* **What to work on**:
Word for word, repeat each record that follows.

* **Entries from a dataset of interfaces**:
^^^^^^^^

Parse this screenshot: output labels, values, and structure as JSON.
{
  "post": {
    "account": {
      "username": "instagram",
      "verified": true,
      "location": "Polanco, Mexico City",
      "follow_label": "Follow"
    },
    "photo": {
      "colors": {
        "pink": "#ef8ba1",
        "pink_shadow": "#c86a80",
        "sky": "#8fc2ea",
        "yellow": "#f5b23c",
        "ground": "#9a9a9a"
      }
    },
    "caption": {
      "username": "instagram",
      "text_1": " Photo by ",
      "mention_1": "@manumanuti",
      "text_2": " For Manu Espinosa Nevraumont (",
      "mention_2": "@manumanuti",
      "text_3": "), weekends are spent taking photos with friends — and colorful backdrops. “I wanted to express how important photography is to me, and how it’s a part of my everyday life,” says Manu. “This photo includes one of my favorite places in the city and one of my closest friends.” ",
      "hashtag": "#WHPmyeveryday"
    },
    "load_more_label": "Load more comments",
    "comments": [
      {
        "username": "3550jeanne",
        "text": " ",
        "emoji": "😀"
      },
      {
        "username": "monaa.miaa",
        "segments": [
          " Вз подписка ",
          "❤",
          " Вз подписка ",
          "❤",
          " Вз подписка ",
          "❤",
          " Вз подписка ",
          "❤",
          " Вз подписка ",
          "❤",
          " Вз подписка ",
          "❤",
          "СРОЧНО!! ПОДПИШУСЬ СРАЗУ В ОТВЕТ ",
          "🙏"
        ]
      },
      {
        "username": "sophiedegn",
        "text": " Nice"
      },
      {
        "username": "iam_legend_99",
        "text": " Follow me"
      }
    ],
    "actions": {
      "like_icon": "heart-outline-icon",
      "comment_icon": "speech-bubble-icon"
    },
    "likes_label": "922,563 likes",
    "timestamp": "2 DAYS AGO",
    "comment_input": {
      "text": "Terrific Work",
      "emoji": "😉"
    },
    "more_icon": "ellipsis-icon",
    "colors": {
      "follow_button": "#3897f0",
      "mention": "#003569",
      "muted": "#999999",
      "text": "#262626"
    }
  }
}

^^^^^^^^

* **Solution**:
Parse this screenshot: output labels, values, and structure as JSON.
{
  "post": {
    "account": {
      "username": "instagram",
      "verified": true,
      "location": "Polanco, Mexico City",
      "follow_label": "Follow"
    },
    "photo": {
      "colors": {
        "pink": "#ef8ba1",
        "pink_shadow": "#c86a80",
        "sky": "#8fc2ea",
        "yellow": "#f5b23c",
        "ground": "#9a9a9a"
      }
    },
    "caption": {
      "username": "instagram",
      "text_1": " Photo by ",
      "mention_1": "@manumanuti",
      "text_2": " For Manu Espinosa Nevraumont (",
      "mention_2": "@manumanuti",
      "text_3": "), weekends are spent taking photos with friends — and colorful backdrops. “I wanted to express how important photography is to me, and how it’s a part of my everyday life,” says Manu. “This photo includes one of my favorite places in the city and one of my closest friends.” ",
      "hashtag": "#WHPmyeveryday"
    },
    "load_more_label": "Load more comments",
    "comments": [
      {
        "username": "3550jeanne",
        "text": " ",
        "emoji": "😀"
      },
      {
        "username": "monaa.miaa",
        "segments": [
          " Вз подписка ",
          "❤",
          " Вз подписка ",
          "❤",
          " Вз подписка ",
          "❤",
          " Вз подписка ",
          "❤",
          " Вз подписка ",
          "❤",
          " Вз подписка ",
          "❤",
          "СРОЧНО!! ПОДПИШУСЬ СРАЗУ В ОТВЕТ ",
          "🙏"
        ]
      },
      {
        "username": "sophiedegn",
        "text": " Nice"
      },
      {
        "username": "iam_legend_99",
        "text": " Follow me"
      }
    ],
    "actions": {
      "like_icon": "heart-outline-icon",
      "comment_icon": "speech-bubble-icon"
    },
    "likes_label": "922,563 likes",
    "timestamp": "2 DAYS AGO",
    "comment_input": {
      "text": "Terrific Work",
      "emoji": "😉"
    },
    "more_icon": "ellipsis-icon",
    "colors": {
      "follow_button": "#3897f0",
      "mention": "#003569",
      "muted": "#999999",
      "text": "#262626"
    }
  }
}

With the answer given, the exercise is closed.